** ENTRIES SUPPLIED follows **
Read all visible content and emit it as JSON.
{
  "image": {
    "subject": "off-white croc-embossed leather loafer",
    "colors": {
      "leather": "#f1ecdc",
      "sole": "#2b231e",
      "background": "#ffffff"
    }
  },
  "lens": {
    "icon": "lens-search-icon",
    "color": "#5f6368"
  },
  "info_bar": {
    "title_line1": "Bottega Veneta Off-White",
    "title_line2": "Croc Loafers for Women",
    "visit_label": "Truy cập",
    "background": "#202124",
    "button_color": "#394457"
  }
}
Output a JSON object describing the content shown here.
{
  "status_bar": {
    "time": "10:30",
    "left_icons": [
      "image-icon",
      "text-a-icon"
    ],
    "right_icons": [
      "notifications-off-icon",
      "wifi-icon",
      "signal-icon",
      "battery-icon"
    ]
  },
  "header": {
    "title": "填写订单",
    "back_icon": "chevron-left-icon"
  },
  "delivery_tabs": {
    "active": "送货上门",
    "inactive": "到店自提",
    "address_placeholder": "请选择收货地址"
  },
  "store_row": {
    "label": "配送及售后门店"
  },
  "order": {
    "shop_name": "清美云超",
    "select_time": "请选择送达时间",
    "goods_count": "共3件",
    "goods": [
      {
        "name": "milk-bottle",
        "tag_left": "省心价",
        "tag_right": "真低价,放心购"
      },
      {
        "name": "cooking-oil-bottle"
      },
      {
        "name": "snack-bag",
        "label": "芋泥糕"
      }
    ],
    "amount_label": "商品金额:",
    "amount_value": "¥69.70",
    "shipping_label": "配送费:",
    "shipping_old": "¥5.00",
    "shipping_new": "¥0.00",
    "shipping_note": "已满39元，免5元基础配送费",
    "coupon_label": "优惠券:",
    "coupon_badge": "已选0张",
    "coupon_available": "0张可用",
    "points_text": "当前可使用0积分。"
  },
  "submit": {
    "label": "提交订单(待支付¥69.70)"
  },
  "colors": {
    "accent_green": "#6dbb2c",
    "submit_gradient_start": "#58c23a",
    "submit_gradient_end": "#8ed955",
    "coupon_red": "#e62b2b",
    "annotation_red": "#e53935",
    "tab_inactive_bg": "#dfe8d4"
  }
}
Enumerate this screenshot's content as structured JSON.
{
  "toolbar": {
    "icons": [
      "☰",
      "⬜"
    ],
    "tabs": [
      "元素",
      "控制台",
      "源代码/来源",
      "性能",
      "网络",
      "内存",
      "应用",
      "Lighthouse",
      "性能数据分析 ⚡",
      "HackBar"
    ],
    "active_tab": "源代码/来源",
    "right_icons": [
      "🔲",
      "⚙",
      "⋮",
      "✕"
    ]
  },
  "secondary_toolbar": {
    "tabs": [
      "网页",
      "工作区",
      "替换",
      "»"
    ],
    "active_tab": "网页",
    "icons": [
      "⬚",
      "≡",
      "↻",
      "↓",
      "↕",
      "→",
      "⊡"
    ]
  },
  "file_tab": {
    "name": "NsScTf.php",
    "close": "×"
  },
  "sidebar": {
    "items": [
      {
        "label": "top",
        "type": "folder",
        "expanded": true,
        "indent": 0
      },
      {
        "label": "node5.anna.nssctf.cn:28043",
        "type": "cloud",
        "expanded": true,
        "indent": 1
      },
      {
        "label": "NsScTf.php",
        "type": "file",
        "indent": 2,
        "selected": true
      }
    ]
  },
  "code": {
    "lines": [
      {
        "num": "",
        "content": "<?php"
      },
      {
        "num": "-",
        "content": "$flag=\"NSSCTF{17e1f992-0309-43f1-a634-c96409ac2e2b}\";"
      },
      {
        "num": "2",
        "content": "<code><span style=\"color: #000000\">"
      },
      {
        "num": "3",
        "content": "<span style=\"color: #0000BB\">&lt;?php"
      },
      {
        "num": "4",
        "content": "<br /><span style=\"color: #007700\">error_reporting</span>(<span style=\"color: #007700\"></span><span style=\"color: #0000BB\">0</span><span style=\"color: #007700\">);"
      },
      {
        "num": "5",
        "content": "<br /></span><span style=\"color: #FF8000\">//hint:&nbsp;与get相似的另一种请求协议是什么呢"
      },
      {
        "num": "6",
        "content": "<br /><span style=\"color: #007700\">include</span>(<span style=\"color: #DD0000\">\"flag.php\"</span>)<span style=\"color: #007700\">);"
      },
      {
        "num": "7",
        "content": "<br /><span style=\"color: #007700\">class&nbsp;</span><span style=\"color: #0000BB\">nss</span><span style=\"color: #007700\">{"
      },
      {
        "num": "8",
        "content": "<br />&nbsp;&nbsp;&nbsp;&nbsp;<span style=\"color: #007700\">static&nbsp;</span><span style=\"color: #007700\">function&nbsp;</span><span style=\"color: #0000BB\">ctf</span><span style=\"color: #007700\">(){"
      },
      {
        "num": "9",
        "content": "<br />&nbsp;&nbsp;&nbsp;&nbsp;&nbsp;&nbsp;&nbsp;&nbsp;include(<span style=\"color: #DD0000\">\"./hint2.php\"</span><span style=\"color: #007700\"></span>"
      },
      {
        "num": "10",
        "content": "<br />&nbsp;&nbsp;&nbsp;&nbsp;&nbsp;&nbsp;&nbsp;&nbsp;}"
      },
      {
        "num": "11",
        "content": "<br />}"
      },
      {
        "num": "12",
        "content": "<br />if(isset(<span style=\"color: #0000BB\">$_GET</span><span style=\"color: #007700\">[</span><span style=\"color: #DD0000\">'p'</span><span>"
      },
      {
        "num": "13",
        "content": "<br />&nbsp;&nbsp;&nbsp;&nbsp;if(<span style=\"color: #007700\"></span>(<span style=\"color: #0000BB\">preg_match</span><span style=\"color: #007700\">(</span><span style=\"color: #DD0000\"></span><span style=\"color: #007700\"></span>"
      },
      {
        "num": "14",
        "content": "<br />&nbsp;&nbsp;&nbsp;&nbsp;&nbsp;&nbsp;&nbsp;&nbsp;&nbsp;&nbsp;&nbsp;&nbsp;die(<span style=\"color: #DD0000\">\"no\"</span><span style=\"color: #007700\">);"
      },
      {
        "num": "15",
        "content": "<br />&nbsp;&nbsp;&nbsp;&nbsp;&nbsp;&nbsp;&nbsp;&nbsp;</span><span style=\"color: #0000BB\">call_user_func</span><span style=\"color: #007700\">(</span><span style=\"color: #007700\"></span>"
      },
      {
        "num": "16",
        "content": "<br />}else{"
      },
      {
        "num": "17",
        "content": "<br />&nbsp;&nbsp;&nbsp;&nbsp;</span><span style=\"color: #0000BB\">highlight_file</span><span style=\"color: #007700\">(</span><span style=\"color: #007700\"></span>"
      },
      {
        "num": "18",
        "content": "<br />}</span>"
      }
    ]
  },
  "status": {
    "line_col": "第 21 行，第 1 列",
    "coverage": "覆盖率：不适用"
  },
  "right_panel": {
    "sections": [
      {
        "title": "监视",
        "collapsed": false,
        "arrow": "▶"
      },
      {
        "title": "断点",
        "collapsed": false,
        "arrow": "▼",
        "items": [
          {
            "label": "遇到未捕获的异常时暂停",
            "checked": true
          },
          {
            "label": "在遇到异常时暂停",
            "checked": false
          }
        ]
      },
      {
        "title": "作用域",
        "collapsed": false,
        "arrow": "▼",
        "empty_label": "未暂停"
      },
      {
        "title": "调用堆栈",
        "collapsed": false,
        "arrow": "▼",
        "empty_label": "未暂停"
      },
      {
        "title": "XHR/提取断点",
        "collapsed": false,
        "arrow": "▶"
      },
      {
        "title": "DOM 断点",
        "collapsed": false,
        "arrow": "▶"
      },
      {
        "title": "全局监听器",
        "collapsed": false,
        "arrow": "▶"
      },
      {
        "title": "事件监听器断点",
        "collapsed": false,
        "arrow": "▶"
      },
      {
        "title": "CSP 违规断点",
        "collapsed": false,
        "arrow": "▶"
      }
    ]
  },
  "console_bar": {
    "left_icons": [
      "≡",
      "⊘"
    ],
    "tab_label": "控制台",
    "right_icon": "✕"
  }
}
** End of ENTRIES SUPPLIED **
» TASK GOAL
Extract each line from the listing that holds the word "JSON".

» FINAL ANSWER
Read all visible content and emit it as JSON.
Output a JSON object describing the content shown here.
Enumerate this screenshot's content as structured JSON.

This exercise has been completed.